**Work required:**
Where a line of the records contains the word "text", show that line.

**Dataset:**
════════════════

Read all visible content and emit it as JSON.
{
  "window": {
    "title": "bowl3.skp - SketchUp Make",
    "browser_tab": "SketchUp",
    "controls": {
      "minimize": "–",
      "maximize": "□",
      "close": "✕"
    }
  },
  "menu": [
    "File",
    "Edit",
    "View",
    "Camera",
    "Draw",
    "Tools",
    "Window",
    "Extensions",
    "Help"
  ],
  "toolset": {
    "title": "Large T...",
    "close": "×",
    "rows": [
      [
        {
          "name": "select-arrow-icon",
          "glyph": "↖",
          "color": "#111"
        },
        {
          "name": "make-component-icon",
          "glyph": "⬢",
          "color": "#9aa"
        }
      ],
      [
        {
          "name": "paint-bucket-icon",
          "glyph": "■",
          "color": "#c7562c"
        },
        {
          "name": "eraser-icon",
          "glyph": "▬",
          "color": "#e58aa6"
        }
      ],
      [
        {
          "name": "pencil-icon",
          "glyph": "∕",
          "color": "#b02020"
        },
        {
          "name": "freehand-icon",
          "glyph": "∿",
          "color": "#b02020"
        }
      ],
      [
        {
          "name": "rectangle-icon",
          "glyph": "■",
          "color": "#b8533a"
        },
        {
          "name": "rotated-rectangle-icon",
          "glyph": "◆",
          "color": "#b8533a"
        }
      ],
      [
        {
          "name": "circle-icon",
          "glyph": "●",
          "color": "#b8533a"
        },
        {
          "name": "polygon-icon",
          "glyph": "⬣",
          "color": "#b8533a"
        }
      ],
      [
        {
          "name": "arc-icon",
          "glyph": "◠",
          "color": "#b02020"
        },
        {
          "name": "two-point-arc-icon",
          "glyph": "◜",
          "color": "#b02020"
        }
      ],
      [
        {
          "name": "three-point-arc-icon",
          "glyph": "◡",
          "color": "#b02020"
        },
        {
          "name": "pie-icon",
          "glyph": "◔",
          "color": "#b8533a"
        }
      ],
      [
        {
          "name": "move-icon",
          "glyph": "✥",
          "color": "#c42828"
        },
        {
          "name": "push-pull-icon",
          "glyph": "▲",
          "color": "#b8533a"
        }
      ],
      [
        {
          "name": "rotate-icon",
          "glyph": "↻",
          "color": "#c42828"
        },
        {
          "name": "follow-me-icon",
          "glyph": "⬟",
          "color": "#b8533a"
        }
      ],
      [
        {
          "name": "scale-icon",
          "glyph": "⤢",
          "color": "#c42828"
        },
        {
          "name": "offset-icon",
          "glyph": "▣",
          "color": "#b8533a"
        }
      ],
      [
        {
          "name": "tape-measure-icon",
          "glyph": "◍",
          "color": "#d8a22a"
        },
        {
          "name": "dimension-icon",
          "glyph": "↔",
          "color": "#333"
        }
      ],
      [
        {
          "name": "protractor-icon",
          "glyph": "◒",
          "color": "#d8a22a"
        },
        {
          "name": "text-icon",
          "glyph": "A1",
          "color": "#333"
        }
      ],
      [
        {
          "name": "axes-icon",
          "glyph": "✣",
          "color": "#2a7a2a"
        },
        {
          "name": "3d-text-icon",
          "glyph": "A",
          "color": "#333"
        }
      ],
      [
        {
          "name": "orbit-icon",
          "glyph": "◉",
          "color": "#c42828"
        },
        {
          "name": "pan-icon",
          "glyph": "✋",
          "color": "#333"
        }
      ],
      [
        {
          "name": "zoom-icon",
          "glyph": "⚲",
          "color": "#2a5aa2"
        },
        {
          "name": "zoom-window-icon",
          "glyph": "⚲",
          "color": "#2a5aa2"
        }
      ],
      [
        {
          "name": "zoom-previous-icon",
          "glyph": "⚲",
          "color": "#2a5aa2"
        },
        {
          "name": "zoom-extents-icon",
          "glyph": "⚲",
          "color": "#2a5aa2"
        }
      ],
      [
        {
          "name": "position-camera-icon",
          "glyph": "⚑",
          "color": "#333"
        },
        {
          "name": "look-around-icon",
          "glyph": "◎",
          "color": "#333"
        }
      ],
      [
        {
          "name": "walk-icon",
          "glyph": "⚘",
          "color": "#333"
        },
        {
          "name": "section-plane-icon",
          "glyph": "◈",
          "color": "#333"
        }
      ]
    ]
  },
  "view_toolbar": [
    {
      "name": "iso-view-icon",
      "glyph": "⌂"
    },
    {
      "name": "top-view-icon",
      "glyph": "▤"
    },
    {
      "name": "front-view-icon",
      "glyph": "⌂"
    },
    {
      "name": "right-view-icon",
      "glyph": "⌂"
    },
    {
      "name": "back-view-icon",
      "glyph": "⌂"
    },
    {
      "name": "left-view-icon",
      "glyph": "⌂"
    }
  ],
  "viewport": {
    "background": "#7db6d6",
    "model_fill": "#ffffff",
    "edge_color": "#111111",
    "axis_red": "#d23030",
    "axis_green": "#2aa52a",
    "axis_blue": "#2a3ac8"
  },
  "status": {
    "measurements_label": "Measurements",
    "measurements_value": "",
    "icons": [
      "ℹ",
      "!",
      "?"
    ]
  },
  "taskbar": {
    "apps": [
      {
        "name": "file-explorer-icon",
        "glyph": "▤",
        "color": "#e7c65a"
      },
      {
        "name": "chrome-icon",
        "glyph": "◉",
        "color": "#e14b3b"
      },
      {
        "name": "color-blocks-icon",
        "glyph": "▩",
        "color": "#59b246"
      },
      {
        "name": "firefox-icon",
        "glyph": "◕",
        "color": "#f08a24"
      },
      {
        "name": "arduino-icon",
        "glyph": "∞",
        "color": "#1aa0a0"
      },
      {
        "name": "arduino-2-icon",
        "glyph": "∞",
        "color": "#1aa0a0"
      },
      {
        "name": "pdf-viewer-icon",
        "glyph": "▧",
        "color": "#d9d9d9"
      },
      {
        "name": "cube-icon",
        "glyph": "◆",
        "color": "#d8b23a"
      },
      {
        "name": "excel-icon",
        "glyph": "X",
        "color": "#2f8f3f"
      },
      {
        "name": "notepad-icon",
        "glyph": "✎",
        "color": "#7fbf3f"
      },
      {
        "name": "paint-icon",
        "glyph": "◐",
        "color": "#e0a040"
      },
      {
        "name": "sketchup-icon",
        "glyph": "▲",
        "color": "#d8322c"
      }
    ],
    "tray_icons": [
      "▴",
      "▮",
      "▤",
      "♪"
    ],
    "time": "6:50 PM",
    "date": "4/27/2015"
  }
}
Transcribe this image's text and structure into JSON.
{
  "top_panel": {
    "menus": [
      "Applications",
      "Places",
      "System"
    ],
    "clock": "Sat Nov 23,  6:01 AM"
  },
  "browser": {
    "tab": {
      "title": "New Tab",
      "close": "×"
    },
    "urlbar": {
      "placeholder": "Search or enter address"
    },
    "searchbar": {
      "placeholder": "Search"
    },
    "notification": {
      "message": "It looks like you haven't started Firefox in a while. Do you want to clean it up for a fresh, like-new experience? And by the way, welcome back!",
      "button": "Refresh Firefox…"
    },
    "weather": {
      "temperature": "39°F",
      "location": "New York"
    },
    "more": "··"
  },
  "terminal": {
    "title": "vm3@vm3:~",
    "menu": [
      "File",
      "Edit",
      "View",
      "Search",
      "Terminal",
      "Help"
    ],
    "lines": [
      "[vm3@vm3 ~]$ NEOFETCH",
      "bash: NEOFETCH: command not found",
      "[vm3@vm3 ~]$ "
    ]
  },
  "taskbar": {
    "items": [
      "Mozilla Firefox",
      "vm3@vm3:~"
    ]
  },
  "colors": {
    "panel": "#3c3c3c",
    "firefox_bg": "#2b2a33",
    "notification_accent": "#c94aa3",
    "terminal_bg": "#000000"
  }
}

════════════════

**Response area:**
          "name": "text-icon",
          "name": "3d-text-icon",
Transcribe this image's text and structure into JSON.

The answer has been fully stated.